The following three major goals for higher education were listed in the Association of American Colleges and Universities’ recent report titled “A Crucible Moment.”
Education for a fuller realization of democracy in every phase of living.
Education directly and explicitly for international understanding and cooperation.
Education for the application of creative imagination and trained intelligence to the solution of social problems and to the administration of public affairs.
These goals seem very appropriate for the times in which we live. After all, this great university is committed to graduating fully realized participants in democracy. As I’ve written about recently in this blog, we are most assuredly a global brand. Finally, we teach and practice innovation and creativity.
Yet, as timely as these three goals seem, the President’s Commission for Higher Education established them in 1947.
Sixty-five years later, as we celebrate the sesquicentennial of the Land-Grant College Act of 1862 that established this university and many others, I believe this is the perfect moment to lead in the effort to conceive and discuss new goals for higher education. As one of the great public land grant universities in the nation we want to be a leader in that effort.

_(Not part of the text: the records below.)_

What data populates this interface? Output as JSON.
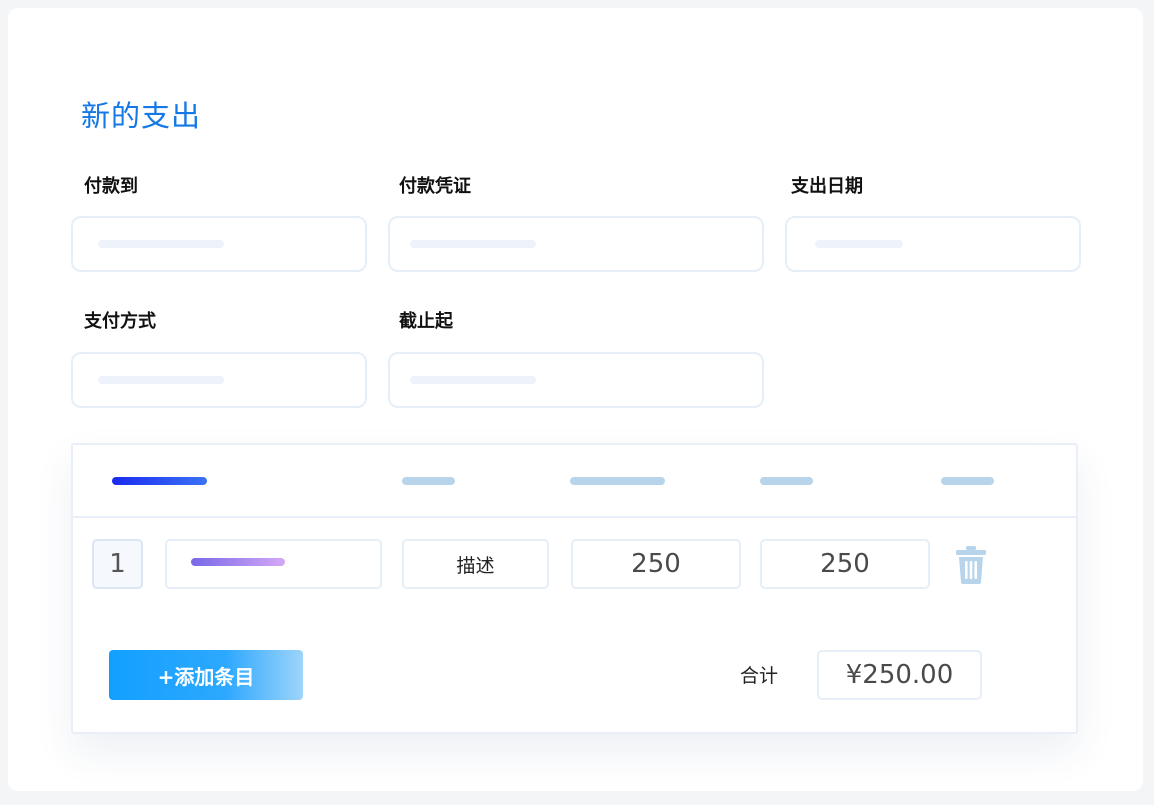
{
  "form": {
    "title": "新的支出",
    "fields": [
      {
        "label": "付款到",
        "value": ""
      },
      {
        "label": "付款凭证",
        "value": ""
      },
      {
        "label": "支出日期",
        "value": ""
      },
      {
        "label": "支付方式",
        "value": ""
      },
      {
        "label": "截止起",
        "value": ""
      }
    ]
  },
  "items_table": {
    "rows": [
      {
        "index": "1",
        "description": "描述",
        "amount_1": "250",
        "amount_2": "250"
      }
    ],
    "add_item_label": "+添加条目",
    "total_label": "合计",
    "total_value": "¥250.00"
  },
  "icons": {
    "delete": "trash-icon"
  },
  "colors": {
    "title": "#1478e6",
    "accent_blue": "#12a0ff",
    "header_primary": "#1a2bf0",
    "placeholder_bar": "#b8d4ea",
    "trash_icon": "#b8d4ea"
  }
}
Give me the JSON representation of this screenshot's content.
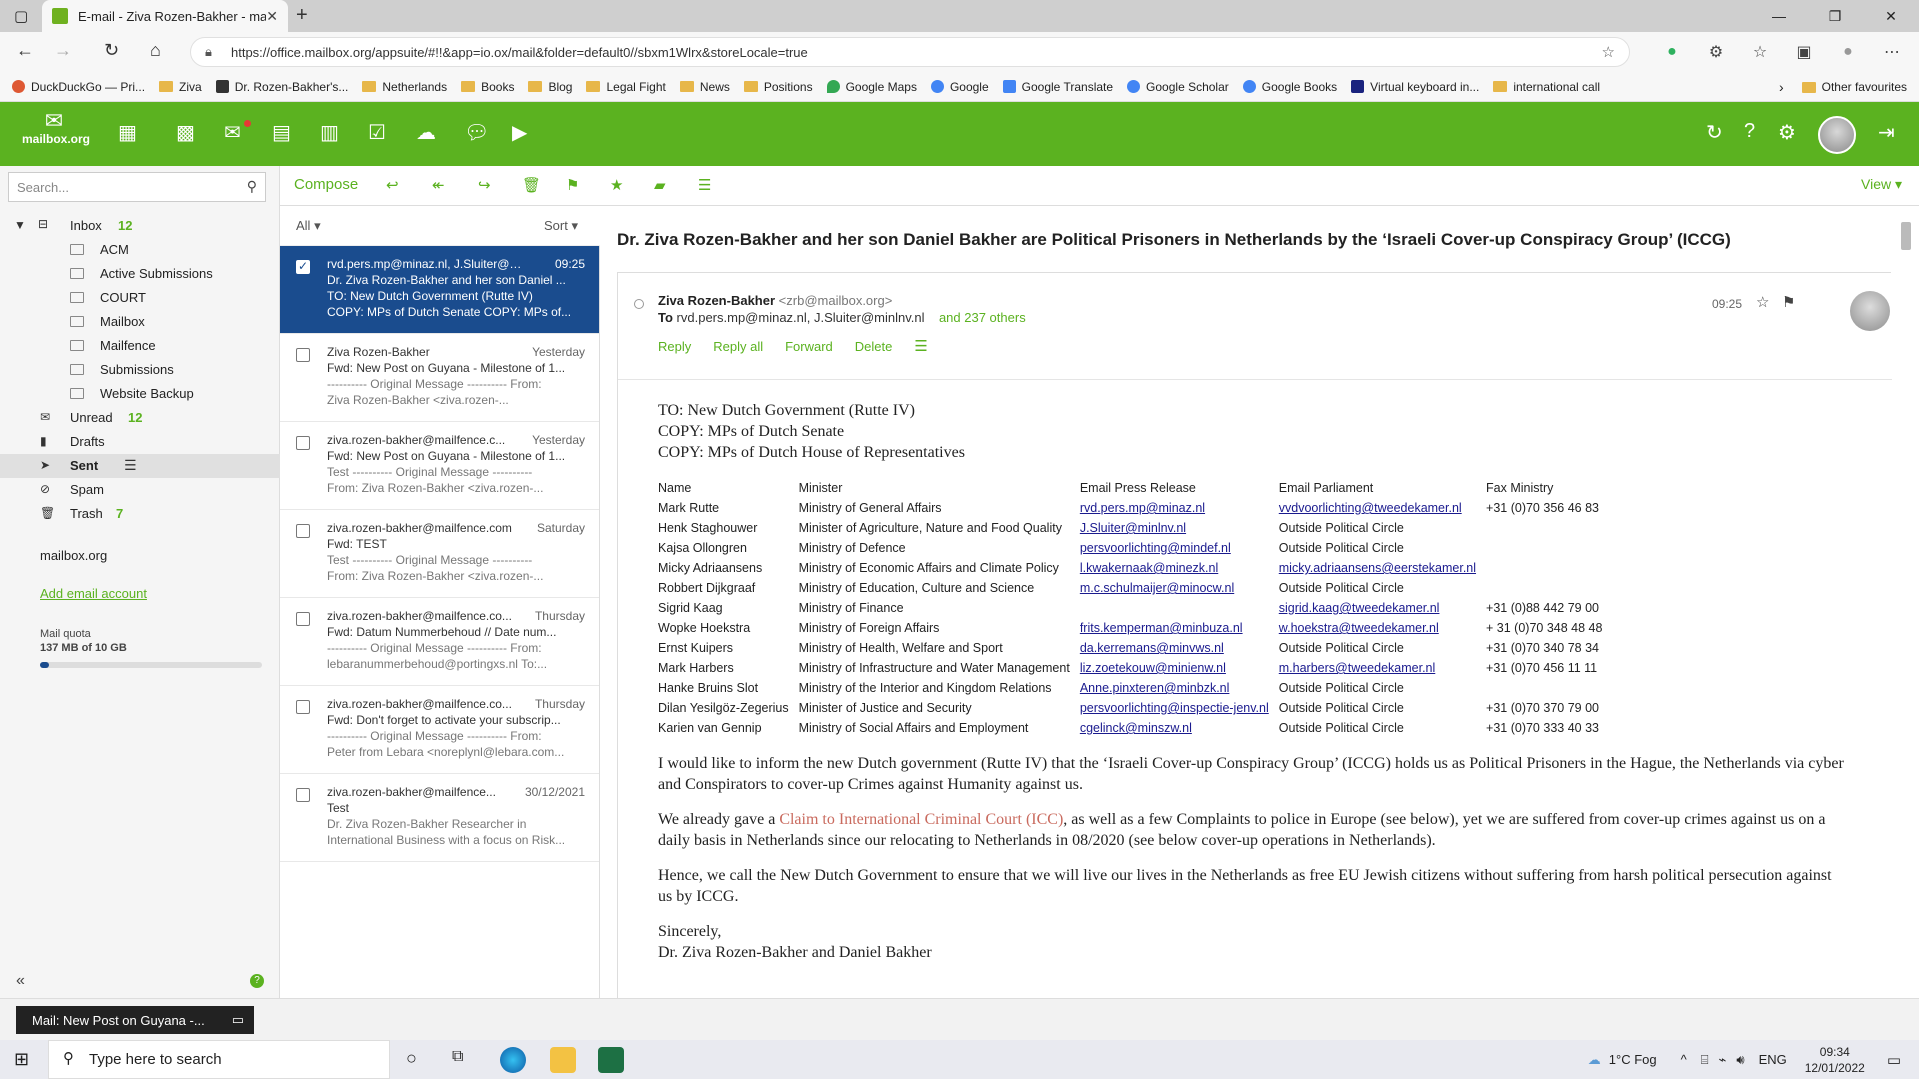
{
  "browser": {
    "tab_title": "E-mail - Ziva Rozen-Bakher - ma",
    "url": "https://office.mailbox.org/appsuite/#!!&app=io.ox/mail&folder=default0//sbxm1Wlrx&storeLocale=true",
    "bookmarks": [
      "DuckDuckGo — Pri...",
      "Ziva",
      "Dr. Rozen-Bakher's...",
      "Netherlands",
      "Books",
      "Blog",
      "Legal Fight",
      "News",
      "Positions",
      "Google Maps",
      "Google",
      "Google Translate",
      "Google Scholar",
      "Google Books",
      "Virtual keyboard in...",
      "international call"
    ],
    "other_favourites": "Other favourites"
  },
  "app": {
    "logo_text": "mailbox.org",
    "search_placeholder": "Search...",
    "toolbar": {
      "compose": "Compose",
      "view": "View"
    }
  },
  "folders": {
    "inbox": {
      "label": "Inbox",
      "count": "12"
    },
    "subfolders": [
      "ACM",
      "Active Submissions",
      "COURT",
      "Mailbox",
      "Mailfence",
      "Submissions",
      "Website Backup"
    ],
    "unread": {
      "label": "Unread",
      "count": "12"
    },
    "drafts": "Drafts",
    "sent": "Sent",
    "spam": "Spam",
    "trash": {
      "label": "Trash",
      "count": "7"
    },
    "account": "mailbox.org",
    "add_account": "Add email account",
    "quota_label": "Mail quota",
    "quota_value": "137 MB of 10 GB",
    "quota_fraction": 0.0137
  },
  "list": {
    "filter": "All",
    "sort": "Sort",
    "items": [
      {
        "from": "rvd.pers.mp@minaz.nl, J.Sluiter@mi...",
        "date": "09:25",
        "l1": "Dr. Ziva Rozen-Bakher and her son Daniel ...",
        "l2": "TO: New Dutch Government (Rutte IV)",
        "l3": "COPY: MPs of Dutch Senate  COPY: MPs of..."
      },
      {
        "from": "Ziva Rozen-Bakher",
        "date": "Yesterday",
        "l1": "Fwd: New Post on Guyana - Milestone of 1...",
        "l2": "---------- Original Message ---------- From:",
        "l3": "Ziva Rozen-Bakher <ziva.rozen-..."
      },
      {
        "from": "ziva.rozen-bakher@mailfence.c...",
        "date": "Yesterday",
        "l1": "Fwd: New Post on Guyana - Milestone of 1...",
        "l2": "Test ---------- Original Message ----------",
        "l3": "From: Ziva Rozen-Bakher <ziva.rozen-..."
      },
      {
        "from": "ziva.rozen-bakher@mailfence.com",
        "date": "Saturday",
        "l1": "Fwd: TEST",
        "l2": "Test ---------- Original Message ----------",
        "l3": "From: Ziva Rozen-Bakher <ziva.rozen-..."
      },
      {
        "from": "ziva.rozen-bakher@mailfence.co...",
        "date": "Thursday",
        "l1": "Fwd: Datum Nummerbehoud // Date num...",
        "l2": "---------- Original Message ---------- From:",
        "l3": "lebaranummerbehoud@portingxs.nl To:..."
      },
      {
        "from": "ziva.rozen-bakher@mailfence.co...",
        "date": "Thursday",
        "l1": "Fwd: Don't forget to activate your subscrip...",
        "l2": "---------- Original Message ---------- From:",
        "l3": "Peter from Lebara <noreplynl@lebara.com..."
      },
      {
        "from": "ziva.rozen-bakher@mailfence...",
        "date": "30/12/2021",
        "l1": "Test",
        "l2": "Dr. Ziva Rozen-Bakher Researcher in",
        "l3": "International Business with a focus on Risk..."
      }
    ]
  },
  "message": {
    "subject": "Dr. Ziva Rozen-Bakher and her son Daniel Bakher are Political Prisoners in Netherlands by the ‘Israeli Cover-up Conspiracy Group’ (ICCG)",
    "sender_name": "Ziva Rozen-Bakher",
    "sender_email": "<zrb@mailbox.org>",
    "to_label": "To",
    "to_list": "rvd.pers.mp@minaz.nl,   J.Sluiter@minlnv.nl",
    "others": "and 237 others",
    "time": "09:25",
    "actions": [
      "Reply",
      "Reply all",
      "Forward",
      "Delete"
    ],
    "heading": [
      "TO: New Dutch Government (Rutte IV)",
      "COPY: MPs of Dutch Senate",
      "COPY: MPs of Dutch House of Representatives"
    ],
    "table_headers": [
      "Name",
      "Minister",
      "Email Press Release",
      "Email Parliament",
      "Fax Ministry"
    ],
    "table_rows": [
      [
        "Mark Rutte",
        "Ministry of General Affairs",
        "rvd.pers.mp@minaz.nl",
        "vvdvoorlichting@tweedekamer.nl",
        "+31 (0)70 356 46 83"
      ],
      [
        "Henk Staghouwer",
        "Minister of Agriculture, Nature and Food Quality",
        "J.Sluiter@minlnv.nl",
        "Outside Political Circle",
        ""
      ],
      [
        "Kajsa Ollongren",
        "Ministry of Defence",
        "persvoorlichting@mindef.nl",
        "Outside Political Circle",
        ""
      ],
      [
        "Micky Adriaansens",
        "Ministry of Economic Affairs and Climate Policy",
        "l.kwakernaak@minezk.nl",
        "micky.adriaansens@eerstekamer.nl",
        ""
      ],
      [
        "Robbert Dijkgraaf",
        "Ministry of Education, Culture and Science",
        "m.c.schulmaijer@minocw.nl",
        "Outside Political Circle",
        ""
      ],
      [
        "Sigrid Kaag",
        "Ministry of Finance",
        "",
        "sigrid.kaag@tweedekamer.nl",
        "+31 (0)88 442 79 00"
      ],
      [
        "Wopke Hoekstra",
        "Ministry of Foreign Affairs",
        "frits.kemperman@minbuza.nl",
        "w.hoekstra@tweedekamer.nl",
        "+ 31 (0)70 348 48 48"
      ],
      [
        "Ernst Kuipers",
        "Ministry of Health, Welfare and Sport",
        "da.kerremans@minvws.nl",
        "Outside Political Circle",
        "+31 (0)70 340 78 34"
      ],
      [
        "Mark Harbers",
        "Ministry of Infrastructure and Water Management",
        "liz.zoetekouw@minienw.nl",
        "m.harbers@tweedekamer.nl",
        "+31 (0)70 456 11 11"
      ],
      [
        "Hanke Bruins Slot",
        "Ministry of the Interior and Kingdom Relations",
        "Anne.pinxteren@minbzk.nl",
        "Outside Political Circle",
        ""
      ],
      [
        "Dilan Yesilgöz-Zegerius",
        "Minister of Justice and Security",
        "persvoorlichting@inspectie-jenv.nl",
        "Outside Political Circle",
        "+31 (0)70 370 79 00"
      ],
      [
        "Karien van Gennip",
        "Ministry of Social Affairs and Employment",
        "cgelinck@minszw.nl",
        "Outside Political Circle",
        "+31 (0)70 333 40 33"
      ]
    ],
    "p1": "I would like to inform the new Dutch government (Rutte IV) that the ‘Israeli Cover-up Conspiracy Group’ (ICCG) holds us as Political Prisoners in the Hague, the Netherlands via cyber and Conspirators to cover-up Crimes against Humanity against us.",
    "p2_a": "We already gave a ",
    "p2_link": "Claim to International Criminal Court (ICC)",
    "p2_b": ", as well as a few Complaints to police in Europe (see below), yet we are suffered from cover-up crimes against us on a daily basis in Netherlands since our relocating to Netherlands in 08/2020 (see below cover-up operations in Netherlands).",
    "p3": "Hence, we call the New Dutch Government to ensure that we will live our lives in the Netherlands as free EU Jewish citizens without suffering from harsh political persecution against us by ICCG.",
    "closing": "Sincerely,",
    "signature": "Dr. Ziva Rozen-Bakher and Daniel Bakher"
  },
  "status": {
    "popup": "Mail: New Post on Guyana -..."
  },
  "taskbar": {
    "search": "Type here to search",
    "weather": "1°C  Fog",
    "lang": "ENG",
    "time": "09:34",
    "date": "12/01/2022"
  },
  "colors": {
    "brand_green": "#5bb220",
    "selected_blue": "#1a4c8e"
  }
}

That is why as part of our Visioning Excellence Initiative we began a new seminar series, “The Research University in the World of the Future.” Professor Doug Beck first approached me with this idea last fall and I am so grateful to him. The series will give the campus community a multifaceted look at how higher education is changing to address society’s changing needs. As we envision our campus 20 to 50 years into the future, we are exploring how to best position our university for continued relevance and impact.
The first talk in the series was on May 2 and featured Dr. Maria Helena Nazare, the newly elected and first female president of the European University Association. Dr. Nazare is a past president of Portugal’s University of Aveiro, has headed several committees as vice president of the EUA (including the Internationalization Working Group) and serves on the board of directors of Portugal Telecom.
Please mark your calendar for the second speaker in our series. Wei Yang, the president of China’s Zhejiang University will offer a talk May 31.
I am thrilled to be launching this series at this particular time in our history. Education must have a purpose. One of those purposes is to prepare leaders of the future equipped with the tools to create solutions to societal problems. The world needs critical thinkers. So how do we teach innovation? Some of the most innovative thinkers in our time did not graduate from a university. What can they teach us about cultivating creativity? How do we prepare our students to face the world with an open mind that focuses on solutions? How do we better partner with high schools and community colleges to build a pipeline for students who come prepared to succeed?
As those of you who attended our Visioning luncheons experienced there is no shortage of fabulous ideas regarding the future of the research university and the future of higher education in general. A sea change is coming and we should be at the forefront of those changes.
Have a wonderful week,
Around the Campus: Our Illinois family continues to receive impressive recognitions. Alumnus Freeman Hrabowski, President of the University of Maryland, Baltimore County, was named one of Time magazine’s Top 100 most influential leaders in the world…Centennial Chair Professor of Chemical and Biomolecular Engineering Huimin Zhao is a recipient of a 2012 Guggenheim Foundation Fellowship. Dr. Zhao said, “I plan to use this award to support our ongoing efforts in developing new synthetic biology tools for discovery of novel bioactive natural products for treatment of human diseases.”…I am delighted to announce that we had two professors named to the American Academy of Arts and Sciences this year. Edward Diener, the Joseph R. Smiley Distinguished Professor of Psychology at Illinois and a senior scientist for the Gallup Organization, and Jennifer Lewis, the Hans Thurnauer Professor of Materials Science and Engineering and director of the Frederick Seitz Materials Research Laboratory…Finally, congratulations to coach Justin Spring and the entire Illinois Men’s Gymnastics Team for winning the NCAA title. What a great accomplishment for our university!